→ Requirement:
A single number is the whole answer: the tally of lines in the data below that include the word "true".
=== Supplied information ===
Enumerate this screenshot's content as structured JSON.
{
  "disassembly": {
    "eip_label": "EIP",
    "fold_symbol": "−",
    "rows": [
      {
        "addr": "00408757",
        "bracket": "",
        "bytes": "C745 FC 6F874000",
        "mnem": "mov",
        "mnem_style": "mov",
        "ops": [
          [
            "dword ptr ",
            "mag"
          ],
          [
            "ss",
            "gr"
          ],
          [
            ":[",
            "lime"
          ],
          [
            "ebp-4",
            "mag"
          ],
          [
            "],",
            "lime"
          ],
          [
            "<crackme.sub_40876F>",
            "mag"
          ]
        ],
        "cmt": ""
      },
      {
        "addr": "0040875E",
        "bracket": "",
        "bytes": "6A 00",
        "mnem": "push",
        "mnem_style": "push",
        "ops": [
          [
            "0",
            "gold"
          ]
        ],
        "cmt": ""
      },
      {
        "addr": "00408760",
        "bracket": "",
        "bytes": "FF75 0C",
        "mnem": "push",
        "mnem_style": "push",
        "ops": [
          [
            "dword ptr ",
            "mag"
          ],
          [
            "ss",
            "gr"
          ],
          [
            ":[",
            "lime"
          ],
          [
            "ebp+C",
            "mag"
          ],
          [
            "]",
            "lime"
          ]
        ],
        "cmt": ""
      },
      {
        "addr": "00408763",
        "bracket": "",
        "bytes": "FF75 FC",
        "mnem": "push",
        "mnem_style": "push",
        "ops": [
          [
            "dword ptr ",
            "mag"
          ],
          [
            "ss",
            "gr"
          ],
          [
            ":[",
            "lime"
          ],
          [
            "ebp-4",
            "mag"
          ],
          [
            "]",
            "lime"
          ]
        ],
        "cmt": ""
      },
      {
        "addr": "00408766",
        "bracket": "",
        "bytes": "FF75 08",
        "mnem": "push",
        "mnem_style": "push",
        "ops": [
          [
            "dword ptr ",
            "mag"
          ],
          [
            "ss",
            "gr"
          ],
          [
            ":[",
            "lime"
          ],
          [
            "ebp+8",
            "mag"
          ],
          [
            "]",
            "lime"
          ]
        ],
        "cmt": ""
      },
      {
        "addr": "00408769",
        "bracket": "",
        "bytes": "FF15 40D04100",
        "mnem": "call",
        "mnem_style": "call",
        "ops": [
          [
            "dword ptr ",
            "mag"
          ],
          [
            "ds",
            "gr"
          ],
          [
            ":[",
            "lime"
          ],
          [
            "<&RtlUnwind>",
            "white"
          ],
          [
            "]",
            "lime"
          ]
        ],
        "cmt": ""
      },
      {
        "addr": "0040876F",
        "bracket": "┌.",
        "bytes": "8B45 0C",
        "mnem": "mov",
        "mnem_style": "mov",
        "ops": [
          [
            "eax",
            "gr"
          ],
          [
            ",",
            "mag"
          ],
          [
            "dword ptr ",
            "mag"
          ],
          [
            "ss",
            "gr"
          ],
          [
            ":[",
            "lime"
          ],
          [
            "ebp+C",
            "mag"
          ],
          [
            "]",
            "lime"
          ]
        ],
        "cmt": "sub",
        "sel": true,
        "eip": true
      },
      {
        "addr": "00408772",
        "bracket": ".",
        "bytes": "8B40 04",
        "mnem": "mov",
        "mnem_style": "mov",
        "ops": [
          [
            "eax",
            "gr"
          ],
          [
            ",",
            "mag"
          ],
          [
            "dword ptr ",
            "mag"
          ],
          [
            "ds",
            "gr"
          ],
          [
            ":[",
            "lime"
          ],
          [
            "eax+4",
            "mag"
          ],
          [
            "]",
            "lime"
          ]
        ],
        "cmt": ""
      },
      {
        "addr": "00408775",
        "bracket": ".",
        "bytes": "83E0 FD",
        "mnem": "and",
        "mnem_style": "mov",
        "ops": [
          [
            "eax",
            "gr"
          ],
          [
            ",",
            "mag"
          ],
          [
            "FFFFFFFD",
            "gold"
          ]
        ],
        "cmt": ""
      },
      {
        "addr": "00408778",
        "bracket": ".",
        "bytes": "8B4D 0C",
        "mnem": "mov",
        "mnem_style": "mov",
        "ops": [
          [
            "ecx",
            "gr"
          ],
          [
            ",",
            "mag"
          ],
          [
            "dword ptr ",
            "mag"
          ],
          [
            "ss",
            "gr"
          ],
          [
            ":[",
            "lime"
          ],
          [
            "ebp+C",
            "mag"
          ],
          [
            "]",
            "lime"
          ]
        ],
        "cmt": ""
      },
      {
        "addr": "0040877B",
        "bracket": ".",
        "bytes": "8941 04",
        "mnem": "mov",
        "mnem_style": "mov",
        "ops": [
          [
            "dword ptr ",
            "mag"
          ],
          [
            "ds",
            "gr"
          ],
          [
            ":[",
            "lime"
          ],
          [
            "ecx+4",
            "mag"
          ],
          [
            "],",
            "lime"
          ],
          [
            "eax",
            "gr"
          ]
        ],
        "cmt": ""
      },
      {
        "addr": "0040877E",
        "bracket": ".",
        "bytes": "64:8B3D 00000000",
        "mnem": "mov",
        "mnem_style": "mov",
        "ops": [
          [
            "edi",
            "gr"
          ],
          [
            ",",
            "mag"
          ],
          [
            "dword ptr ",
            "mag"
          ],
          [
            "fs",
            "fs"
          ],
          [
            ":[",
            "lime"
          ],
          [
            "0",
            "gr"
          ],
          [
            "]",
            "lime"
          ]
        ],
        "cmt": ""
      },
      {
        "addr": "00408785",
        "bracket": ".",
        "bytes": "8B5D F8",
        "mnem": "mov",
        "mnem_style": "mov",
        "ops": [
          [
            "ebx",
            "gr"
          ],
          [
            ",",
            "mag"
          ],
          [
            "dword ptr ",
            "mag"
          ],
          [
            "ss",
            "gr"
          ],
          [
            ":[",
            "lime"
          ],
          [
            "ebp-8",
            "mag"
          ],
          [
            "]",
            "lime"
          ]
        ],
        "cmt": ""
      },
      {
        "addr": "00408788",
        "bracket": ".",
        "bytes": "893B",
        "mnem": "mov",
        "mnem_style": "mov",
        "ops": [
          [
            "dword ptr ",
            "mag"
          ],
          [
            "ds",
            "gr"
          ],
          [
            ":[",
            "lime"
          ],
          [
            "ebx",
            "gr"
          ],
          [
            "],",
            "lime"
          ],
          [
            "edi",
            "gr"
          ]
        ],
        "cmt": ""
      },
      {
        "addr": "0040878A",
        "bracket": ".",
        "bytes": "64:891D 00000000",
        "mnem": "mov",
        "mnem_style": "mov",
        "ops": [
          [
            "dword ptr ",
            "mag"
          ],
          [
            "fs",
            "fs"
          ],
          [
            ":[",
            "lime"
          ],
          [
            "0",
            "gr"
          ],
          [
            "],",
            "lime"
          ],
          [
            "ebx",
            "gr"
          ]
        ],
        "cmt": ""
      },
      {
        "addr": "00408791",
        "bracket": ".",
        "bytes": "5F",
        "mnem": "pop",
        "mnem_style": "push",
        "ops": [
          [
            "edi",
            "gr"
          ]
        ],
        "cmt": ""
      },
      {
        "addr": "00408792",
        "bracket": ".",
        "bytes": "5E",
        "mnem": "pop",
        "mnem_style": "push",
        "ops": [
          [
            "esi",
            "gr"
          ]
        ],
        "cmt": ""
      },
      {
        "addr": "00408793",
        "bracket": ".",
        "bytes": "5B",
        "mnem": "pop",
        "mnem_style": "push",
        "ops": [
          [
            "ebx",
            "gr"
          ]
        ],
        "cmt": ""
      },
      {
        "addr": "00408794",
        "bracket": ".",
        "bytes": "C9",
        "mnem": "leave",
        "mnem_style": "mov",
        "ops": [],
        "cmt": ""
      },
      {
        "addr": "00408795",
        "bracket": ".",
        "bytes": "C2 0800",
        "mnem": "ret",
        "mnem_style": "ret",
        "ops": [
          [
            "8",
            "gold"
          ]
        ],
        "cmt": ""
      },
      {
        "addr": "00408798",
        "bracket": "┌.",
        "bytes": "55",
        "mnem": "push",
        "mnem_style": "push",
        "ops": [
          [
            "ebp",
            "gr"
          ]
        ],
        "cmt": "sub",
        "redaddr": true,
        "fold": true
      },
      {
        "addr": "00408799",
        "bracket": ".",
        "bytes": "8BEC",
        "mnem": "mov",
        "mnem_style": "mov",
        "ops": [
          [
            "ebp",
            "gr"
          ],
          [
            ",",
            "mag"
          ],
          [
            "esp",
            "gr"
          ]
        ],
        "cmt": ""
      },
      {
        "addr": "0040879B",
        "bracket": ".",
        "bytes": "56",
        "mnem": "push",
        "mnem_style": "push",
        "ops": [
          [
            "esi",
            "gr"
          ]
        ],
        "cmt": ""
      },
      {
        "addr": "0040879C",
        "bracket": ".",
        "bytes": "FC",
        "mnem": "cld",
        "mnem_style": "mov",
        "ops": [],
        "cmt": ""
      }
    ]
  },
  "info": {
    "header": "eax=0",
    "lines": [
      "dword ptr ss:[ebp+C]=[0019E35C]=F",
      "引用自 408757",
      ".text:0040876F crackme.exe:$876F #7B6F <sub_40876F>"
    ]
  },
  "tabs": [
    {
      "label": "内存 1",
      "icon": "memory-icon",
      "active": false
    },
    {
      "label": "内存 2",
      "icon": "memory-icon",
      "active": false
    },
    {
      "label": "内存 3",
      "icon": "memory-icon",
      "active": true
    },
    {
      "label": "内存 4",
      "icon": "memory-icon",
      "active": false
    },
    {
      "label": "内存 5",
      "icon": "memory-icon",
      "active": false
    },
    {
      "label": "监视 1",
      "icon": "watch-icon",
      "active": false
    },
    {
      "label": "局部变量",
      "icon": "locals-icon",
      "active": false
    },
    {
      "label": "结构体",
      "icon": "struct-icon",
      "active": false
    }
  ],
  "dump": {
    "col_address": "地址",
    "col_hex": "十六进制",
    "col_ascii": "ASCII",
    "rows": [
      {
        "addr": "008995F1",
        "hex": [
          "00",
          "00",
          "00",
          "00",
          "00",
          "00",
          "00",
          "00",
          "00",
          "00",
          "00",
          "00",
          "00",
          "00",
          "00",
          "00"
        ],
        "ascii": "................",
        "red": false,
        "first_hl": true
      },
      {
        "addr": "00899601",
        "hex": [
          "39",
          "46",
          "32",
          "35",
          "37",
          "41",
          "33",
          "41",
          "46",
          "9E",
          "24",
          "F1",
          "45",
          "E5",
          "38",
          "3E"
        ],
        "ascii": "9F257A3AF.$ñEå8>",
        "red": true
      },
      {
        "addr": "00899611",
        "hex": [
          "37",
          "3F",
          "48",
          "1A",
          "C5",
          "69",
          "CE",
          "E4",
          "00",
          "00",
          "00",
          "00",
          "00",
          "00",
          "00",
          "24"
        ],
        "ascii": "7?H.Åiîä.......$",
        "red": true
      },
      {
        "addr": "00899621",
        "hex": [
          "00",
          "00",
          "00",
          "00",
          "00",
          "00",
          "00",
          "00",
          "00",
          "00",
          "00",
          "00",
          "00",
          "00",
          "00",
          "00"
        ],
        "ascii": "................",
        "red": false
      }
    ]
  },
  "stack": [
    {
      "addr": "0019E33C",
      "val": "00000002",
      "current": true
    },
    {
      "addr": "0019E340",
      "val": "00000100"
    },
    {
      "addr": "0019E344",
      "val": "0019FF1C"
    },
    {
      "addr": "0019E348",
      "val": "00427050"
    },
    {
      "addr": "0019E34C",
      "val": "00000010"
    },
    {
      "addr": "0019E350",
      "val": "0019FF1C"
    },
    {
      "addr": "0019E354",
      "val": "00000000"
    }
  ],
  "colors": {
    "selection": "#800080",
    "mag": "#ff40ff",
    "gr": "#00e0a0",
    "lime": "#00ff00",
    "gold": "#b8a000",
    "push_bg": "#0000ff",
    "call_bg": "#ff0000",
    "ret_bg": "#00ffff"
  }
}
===
→ Your solution:
9